Curry is a nurse historian.
I think the most important thing ever that I did for my patients -- there were so many for whom coming into our office was the only place in the world where they could be wholly who they were.
I would tell my students: When that happens, you're on sacred ground. Because when someone knows they can come sit in your office, or come into the exam room, and they don't have to have all that work of negative entropy, I call it -- of asking, "Who's here, who do I have to be cautious with?" -- learn to watch the body relax, the breathing to ease a bit, and be mindful of how sacred that is that you can be there to provide that space.
That is a level of caring that has nothing to do with prescriptions or treatments or side effects. But that's the important thing we can do. And we did that a lot. In fact, my patients came to call my office the "comfort space." I had it decorated -- the walls with quilts and low light -- and it was really intentional. The patients would love to come there to sit in my rocking chair.
It's therapeutic. It's caring at its essence.

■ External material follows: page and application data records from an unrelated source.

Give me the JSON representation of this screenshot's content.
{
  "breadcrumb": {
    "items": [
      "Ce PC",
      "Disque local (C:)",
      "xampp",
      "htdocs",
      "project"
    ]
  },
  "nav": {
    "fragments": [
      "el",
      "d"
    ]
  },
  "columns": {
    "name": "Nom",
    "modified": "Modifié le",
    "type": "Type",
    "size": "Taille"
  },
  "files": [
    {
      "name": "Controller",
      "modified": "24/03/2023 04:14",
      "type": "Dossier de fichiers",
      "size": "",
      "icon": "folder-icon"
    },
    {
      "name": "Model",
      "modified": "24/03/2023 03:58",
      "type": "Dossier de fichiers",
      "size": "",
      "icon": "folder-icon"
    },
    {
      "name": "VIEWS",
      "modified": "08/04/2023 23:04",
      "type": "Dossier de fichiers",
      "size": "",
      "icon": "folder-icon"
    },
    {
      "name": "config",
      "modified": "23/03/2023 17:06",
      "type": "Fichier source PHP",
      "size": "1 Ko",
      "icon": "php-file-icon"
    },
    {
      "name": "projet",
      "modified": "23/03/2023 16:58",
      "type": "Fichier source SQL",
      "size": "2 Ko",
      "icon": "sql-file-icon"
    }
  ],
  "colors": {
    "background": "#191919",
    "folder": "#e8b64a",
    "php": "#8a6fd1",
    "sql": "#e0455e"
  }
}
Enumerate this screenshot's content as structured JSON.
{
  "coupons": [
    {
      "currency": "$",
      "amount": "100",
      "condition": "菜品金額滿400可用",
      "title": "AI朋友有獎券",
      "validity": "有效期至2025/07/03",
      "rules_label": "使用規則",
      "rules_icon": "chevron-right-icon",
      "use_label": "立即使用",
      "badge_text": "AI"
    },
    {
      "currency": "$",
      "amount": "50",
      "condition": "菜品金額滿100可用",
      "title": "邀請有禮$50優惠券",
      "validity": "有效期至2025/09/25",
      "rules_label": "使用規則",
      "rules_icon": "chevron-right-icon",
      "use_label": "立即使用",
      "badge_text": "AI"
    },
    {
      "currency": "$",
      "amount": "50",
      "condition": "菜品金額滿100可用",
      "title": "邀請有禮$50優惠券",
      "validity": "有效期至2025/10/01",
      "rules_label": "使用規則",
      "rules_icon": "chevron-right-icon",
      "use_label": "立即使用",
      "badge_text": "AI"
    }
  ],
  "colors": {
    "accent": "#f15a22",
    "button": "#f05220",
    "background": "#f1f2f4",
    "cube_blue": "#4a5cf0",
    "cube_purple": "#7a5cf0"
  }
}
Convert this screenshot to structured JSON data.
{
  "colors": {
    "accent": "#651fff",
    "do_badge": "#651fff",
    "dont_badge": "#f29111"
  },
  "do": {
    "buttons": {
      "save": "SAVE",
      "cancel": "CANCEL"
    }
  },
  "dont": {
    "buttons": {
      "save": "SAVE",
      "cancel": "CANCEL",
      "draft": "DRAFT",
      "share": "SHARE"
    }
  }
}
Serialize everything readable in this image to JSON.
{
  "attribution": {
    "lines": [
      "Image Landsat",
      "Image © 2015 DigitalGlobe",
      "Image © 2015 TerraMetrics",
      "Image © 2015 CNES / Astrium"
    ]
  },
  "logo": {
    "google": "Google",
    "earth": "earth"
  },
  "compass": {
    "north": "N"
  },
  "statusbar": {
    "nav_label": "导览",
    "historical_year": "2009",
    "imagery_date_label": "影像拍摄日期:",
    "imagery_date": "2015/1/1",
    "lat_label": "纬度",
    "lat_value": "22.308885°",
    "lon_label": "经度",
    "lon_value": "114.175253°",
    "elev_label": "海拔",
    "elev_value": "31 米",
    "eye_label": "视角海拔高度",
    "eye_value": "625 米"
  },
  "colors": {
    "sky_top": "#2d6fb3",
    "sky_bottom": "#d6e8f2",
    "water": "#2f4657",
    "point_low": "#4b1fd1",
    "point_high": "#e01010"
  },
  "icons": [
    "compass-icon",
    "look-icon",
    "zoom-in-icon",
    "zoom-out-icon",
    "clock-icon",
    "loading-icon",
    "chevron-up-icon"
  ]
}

I put in many 16- and 18-hour days, but I would walk down the hill at night; I could look to the stars and say: Thank you for that privilege.